Despite this, people think that they can discern reality with their physical senses, or at least they only acknowledge that which they physically experience. I guess that they never read Lincoln Barnett who wrote, in The Universe and Dr. Einstein, “Along with philosophers’ reduction of all objective reality to a shadow-world of perceptions, scientists have become aware of the alarming limitations of man’s senses.” People simply ignore what science has been trying to tell them and focus only on what their physical senses experience. They think that their physical senses can tell the difference between what is real and what is an illusion. Never mind that the brain cannot tell the difference between what is ”real” and what is vividly imagined.

So to better understand what the average person thinks about the world around him, I asked a number of people what a desk was made of. They generally answered wood. So, I asked where did the wood come from and they answered that it came from a tree. So, I inquired what a tree was composed of and a few said molecules… and the molecules were composed of atoms. Now, here’s where thinks get a little murky.

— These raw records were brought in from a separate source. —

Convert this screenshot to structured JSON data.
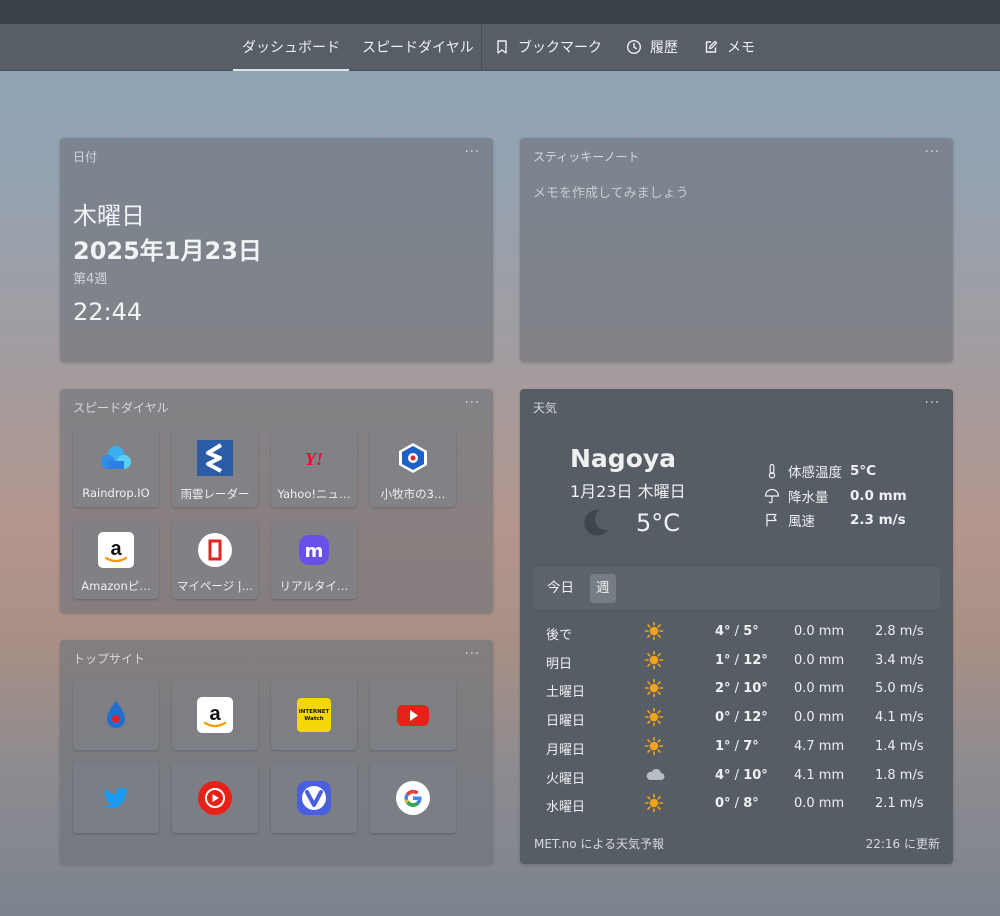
{
  "nav": {
    "tabs": [
      {
        "label": "ダッシュボード",
        "active": true
      },
      {
        "label": "スピードダイヤル",
        "active": false
      },
      {
        "label": "ブックマーク",
        "icon": "bookmark-icon"
      },
      {
        "label": "履歴",
        "icon": "clock-icon"
      },
      {
        "label": "メモ",
        "icon": "edit-note-icon"
      }
    ]
  },
  "date_card": {
    "title": "日付",
    "menu": "···",
    "day": "木曜日",
    "date": "2025年1月23日",
    "week": "第4週",
    "time": "22:44"
  },
  "note_card": {
    "title": "スティッキーノート",
    "menu": "···",
    "placeholder": "メモを作成してみましょう"
  },
  "speeddial_card": {
    "title": "スピードダイヤル",
    "menu": "···",
    "items": [
      {
        "label": "Raindrop.IO",
        "icon": "raindrop-icon"
      },
      {
        "label": "雨雲レーダー",
        "icon": "rain-radar-icon"
      },
      {
        "label": "Yahoo!ニュ…",
        "icon": "yahoo-icon"
      },
      {
        "label": "小牧市の3…",
        "icon": "komaki-icon"
      },
      {
        "label": "Amazonピ…",
        "icon": "amazon-icon"
      },
      {
        "label": "マイページ |…",
        "icon": "mypage-icon"
      },
      {
        "label": "リアルタイ…",
        "icon": "mastodon-icon"
      }
    ]
  },
  "topsites_card": {
    "title": "トップサイト",
    "menu": "···",
    "items": [
      {
        "icon": "site-blue-icon"
      },
      {
        "icon": "amazon-icon"
      },
      {
        "icon": "internet-watch-icon",
        "text": "INTERNET Watch"
      },
      {
        "icon": "youtube-icon"
      },
      {
        "icon": "twitter-icon"
      },
      {
        "icon": "youtube-music-icon"
      },
      {
        "icon": "vivaldi-icon"
      },
      {
        "icon": "google-icon"
      }
    ]
  },
  "weather_card": {
    "title": "天気",
    "menu": "···",
    "city": "Nagoya",
    "date": "1月23日 木曜日",
    "temp": "5°C",
    "stats": [
      {
        "label": "体感温度",
        "value": "5°C",
        "icon": "thermometer-icon"
      },
      {
        "label": "降水量",
        "value": "0.0 mm",
        "icon": "umbrella-icon"
      },
      {
        "label": "風速",
        "value": "2.3 m/s",
        "icon": "flag-icon"
      }
    ],
    "tabs": [
      {
        "label": "今日",
        "active": false
      },
      {
        "label": "週",
        "active": true
      }
    ],
    "forecast": [
      {
        "day": "後で",
        "icon": "sun-icon",
        "low": "4°",
        "high": "5°",
        "rain": "0.0 mm",
        "wind": "2.8 m/s"
      },
      {
        "day": "明日",
        "icon": "sun-icon",
        "low": "1°",
        "high": "12°",
        "rain": "0.0 mm",
        "wind": "3.4 m/s"
      },
      {
        "day": "土曜日",
        "icon": "sun-icon",
        "low": "2°",
        "high": "10°",
        "rain": "0.0 mm",
        "wind": "5.0 m/s"
      },
      {
        "day": "日曜日",
        "icon": "sun-icon",
        "low": "0°",
        "high": "12°",
        "rain": "0.0 mm",
        "wind": "4.1 m/s"
      },
      {
        "day": "月曜日",
        "icon": "sun-icon",
        "low": "1°",
        "high": "7°",
        "rain": "4.7 mm",
        "wind": "1.4 m/s"
      },
      {
        "day": "火曜日",
        "icon": "cloud-icon",
        "low": "4°",
        "high": "10°",
        "rain": "4.1 mm",
        "wind": "1.8 m/s"
      },
      {
        "day": "水曜日",
        "icon": "sun-icon",
        "low": "0°",
        "high": "8°",
        "rain": "0.0 mm",
        "wind": "2.1 m/s"
      }
    ],
    "source": "MET.no による天気予報",
    "updated": "22:16 に更新"
  },
  "colors": {
    "nav_bg": "#575e66",
    "card_dark": "#575d64",
    "sun": "#f2a21b",
    "youtube": "#e62117",
    "twitter": "#1d9bf0"
  }
}
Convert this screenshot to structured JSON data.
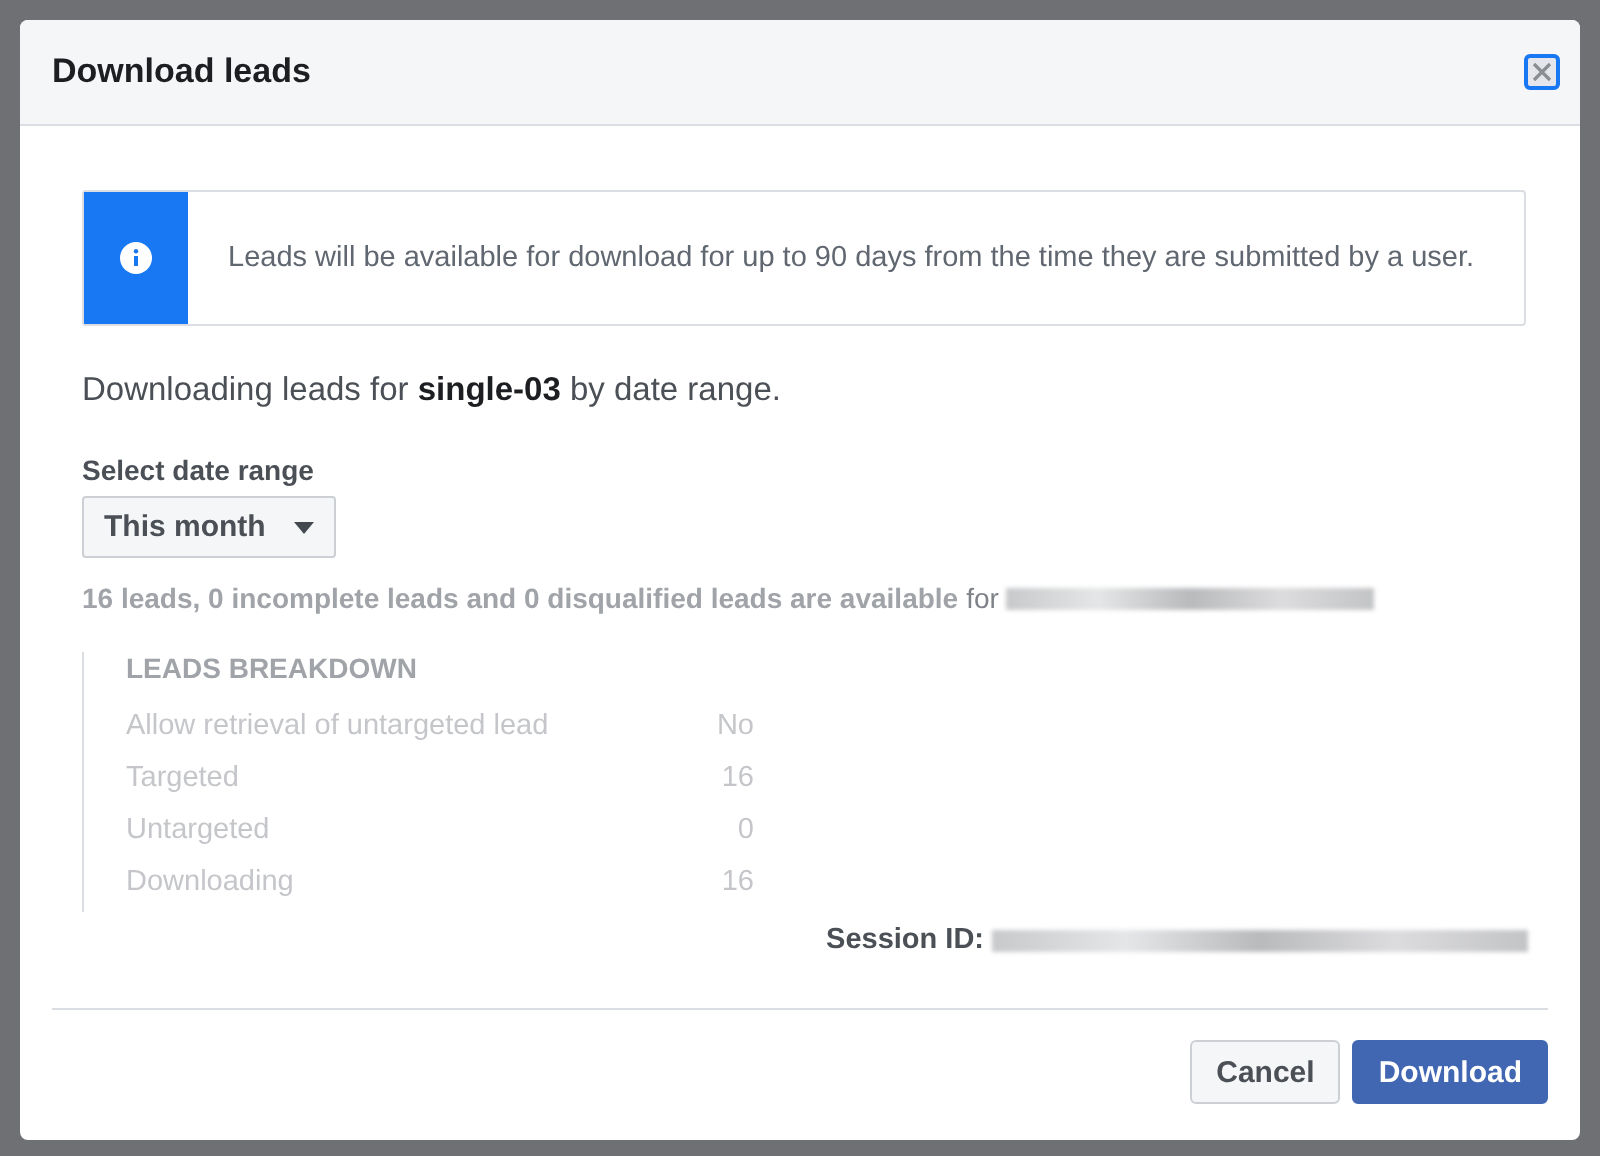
{
  "dialog": {
    "title": "Download leads"
  },
  "notice": {
    "text": "Leads will be available for download for up to 90 days from the time they are submitted by a user."
  },
  "intro": "Downloading leads for **single-03** by date range.",
  "date_range": {
    "label": "Select date range",
    "value": "This month"
  },
  "availability": {
    "text": "16 leads, 0 incomplete leads and 0 disqualified leads are available",
    "suffix": "for"
  },
  "breakdown": {
    "title": "LEADS BREAKDOWN",
    "rows": [
      {
        "label": "Allow retrieval of untargeted lead",
        "value": "No"
      },
      {
        "label": "Targeted",
        "value": "16"
      },
      {
        "label": "Untargeted",
        "value": "0"
      },
      {
        "label": "Downloading",
        "value": "16"
      }
    ]
  },
  "session": {
    "label": "Session ID:"
  },
  "buttons": [
    {
      "label": "Cancel",
      "kind": "secondary"
    },
    {
      "label": "Download",
      "kind": "primary"
    }
  ]
}
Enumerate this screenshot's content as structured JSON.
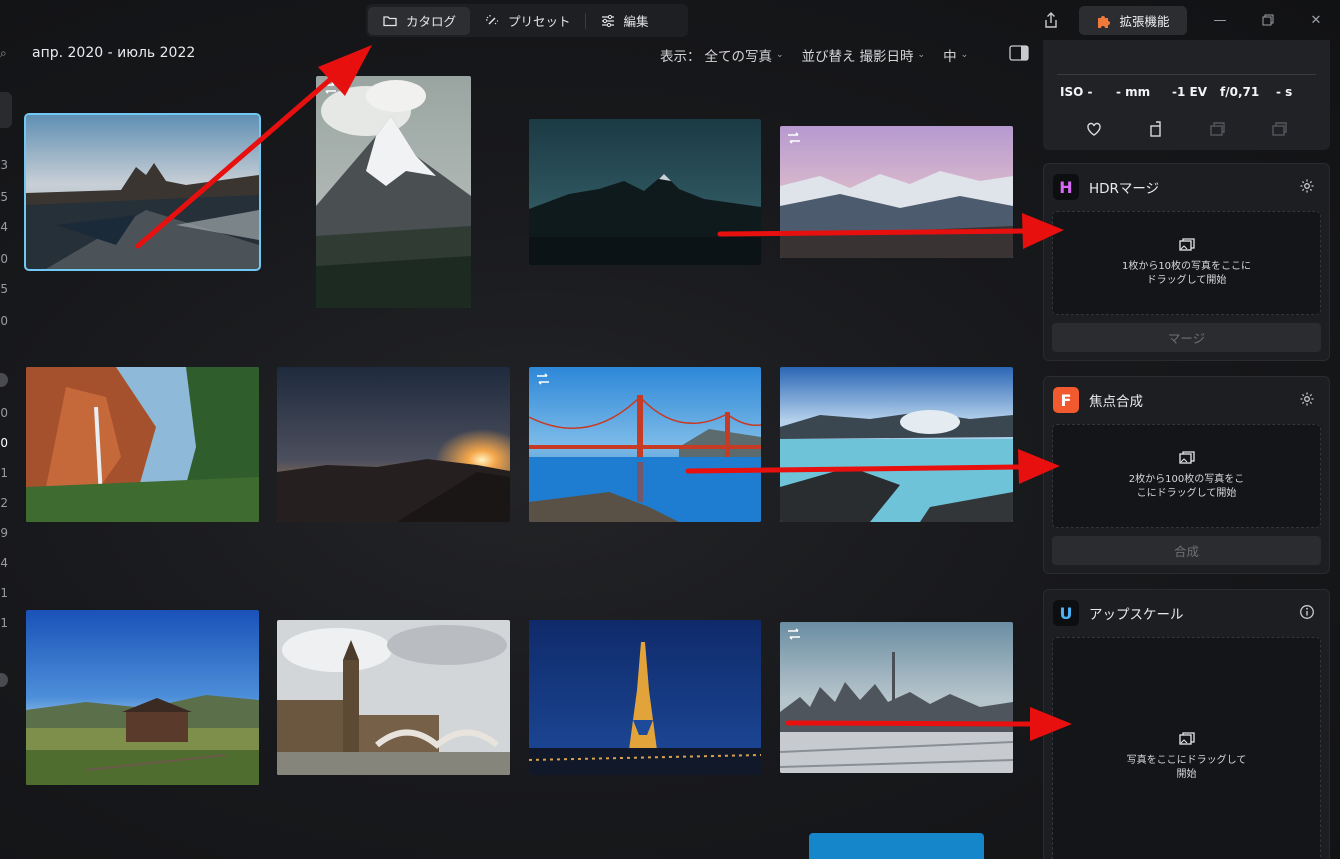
{
  "tabs": [
    {
      "label": "カタログ",
      "icon": "folder-icon",
      "active": true
    },
    {
      "label": "プリセット",
      "icon": "magic-wand-icon",
      "active": false
    },
    {
      "label": "編集",
      "icon": "sliders-icon",
      "active": false
    }
  ],
  "toolbar": {
    "extensions_label": "拡張機能",
    "share_icon": "share-icon"
  },
  "window_controls": [
    "minimize-icon",
    "restore-icon",
    "close-icon"
  ],
  "catalog": {
    "date_range": "апр. 2020 - июль 2022",
    "view_label": "表示：",
    "view_value": "全ての写真",
    "sort_label": "並び替え",
    "sort_value": "撮影日時",
    "size_value": "中"
  },
  "left_strip": {
    "numbers": [
      "3",
      "5",
      "4",
      "0",
      "5",
      "0",
      "0",
      "0",
      "1",
      "2",
      "9",
      "4",
      "1",
      "1"
    ],
    "active_index": 7
  },
  "photos": [
    {
      "name": "photo-rocky-shore",
      "selected": true,
      "edited": false
    },
    {
      "name": "photo-matterhorn",
      "selected": false,
      "edited": true
    },
    {
      "name": "photo-mountain-night",
      "selected": false,
      "edited": false
    },
    {
      "name": "photo-alpine-lake",
      "selected": false,
      "edited": true
    },
    {
      "name": "photo-canyon-waterfall",
      "selected": false,
      "edited": false
    },
    {
      "name": "photo-sunset-hills",
      "selected": false,
      "edited": false
    },
    {
      "name": "photo-golden-gate",
      "selected": false,
      "edited": true
    },
    {
      "name": "photo-blue-lagoon",
      "selected": false,
      "edited": false
    },
    {
      "name": "photo-barn-field",
      "selected": false,
      "edited": false
    },
    {
      "name": "photo-big-ben",
      "selected": false,
      "edited": false
    },
    {
      "name": "photo-eiffel-tower",
      "selected": false,
      "edited": false
    },
    {
      "name": "photo-toronto-skyline",
      "selected": false,
      "edited": true
    }
  ],
  "info_panel": {
    "exif": {
      "iso": "ISO -",
      "focal": "- mm",
      "ev": "-1 EV",
      "aperture": "f/0,71",
      "shutter": "- s"
    }
  },
  "tools": {
    "hdr": {
      "title": "HDRマージ",
      "logo_letter": "H",
      "logo_color": "#c35bf0",
      "drop_text": "1枚から10枚の写真をここにドラッグして開始",
      "button": "マージ"
    },
    "focus": {
      "title": "焦点合成",
      "logo_letter": "F",
      "logo_color": "#f0683a",
      "drop_text": "2枚から100枚の写真をここにドラッグして開始",
      "button": "合成"
    },
    "upscale": {
      "title": "アップスケール",
      "logo_letter": "U",
      "logo_color": "#3ba9f0",
      "drop_text": "写真をここにドラッグして開始"
    }
  },
  "colors": {
    "accent": "#6fc9f2",
    "annotation_arrow": "#e8100e",
    "primary_button": "#1486c9"
  }
}
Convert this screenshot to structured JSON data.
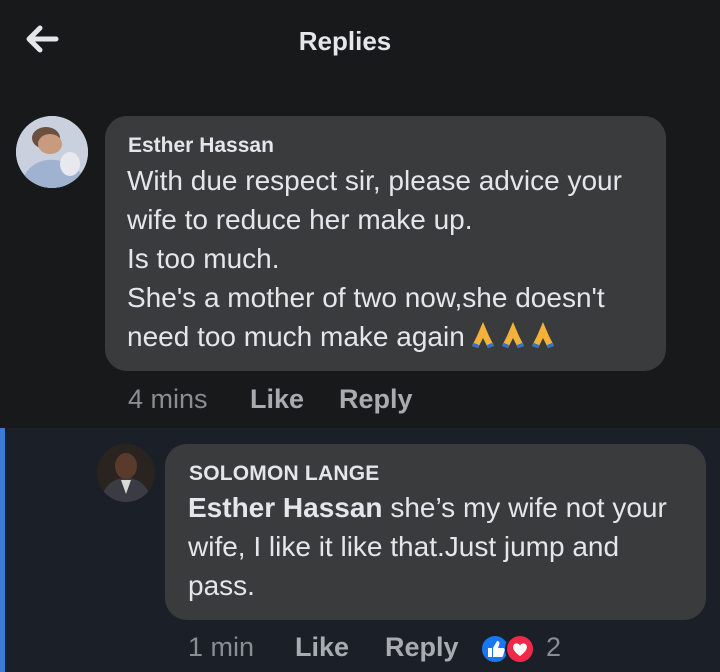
{
  "header": {
    "title": "Replies",
    "back_icon": "arrow-left-icon"
  },
  "comment": {
    "author": "Esther Hassan",
    "lines": [
      "With due respect sir, please advice your",
      "wife to reduce her make up.",
      "Is too much.",
      "She's a mother of two now,she doesn't",
      "need too much make again"
    ],
    "emoji": "folded-hands-icon",
    "time": "4 mins",
    "like_label": "Like",
    "reply_label": "Reply"
  },
  "reply": {
    "author": "SOLOMON LANGE",
    "mention": "Esther Hassan",
    "text_part1": " she’s my wife not your",
    "text_line2": "wife, I like it like that.Just jump and",
    "text_line3": "pass.",
    "time": "1 min",
    "like_label": "Like",
    "reply_label": "Reply",
    "reaction_count": "2",
    "reactions": [
      "like-icon",
      "heart-icon"
    ]
  },
  "colors": {
    "background": "#18191a",
    "bubble": "#3a3b3c",
    "thread_accent": "#3b7bd6",
    "like": "#1877f2",
    "love": "#f02849"
  }
}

Science says that atoms are 99.99999999% empty space! So, what is a desk really made of? The answer is almost exclusively empty space.  Your senses cannot cannot tell you that the desk is really empty space. Well, almost-empty space since there is no such thing as empty space.

Aside: It is the quantum field that physicist David Bohm said is the true source of our reality. Our physical world, according to Bohm, is projected from another realm which is beyond space and time. A projection you understand.

It is said that perception is reality. That’s somewhat true but woefully incomplete. Perception is what we use to define that which we “think” is real. However, we cannot perceive the true reality (the quantum field) and so our beliefs are based upon an illusion as Einstein would have it, an illusion created by our physical senses. Theoretical physicist Werner Heisenberg elaborated on our inability to perceive reality in his now-famous Uncertainty Principle for which he received the Nobel Prize in physics. However, why would people want to study Heisenberg when they believe that they understand what is real (based on their own personal sensory experience). In fact, the smarter that a person is the less likely that they will question their own physical senses.

The famous Double-Slit Experiment forever changed the way that science viewed the way that things work. Prior to the experiment, objects were deemed to be separate from human consciousness. Afterwards, it was clearly understood that the observer was an integral part of the experiment and affected the outcome. As physicist John Wheeler put it, “The universe does not exist ‘out there,’ independent of us. We are inescapably involved in bringing about that which appears to be happening. We are not only observers. We are participators.” Try understanding that with your physical senses.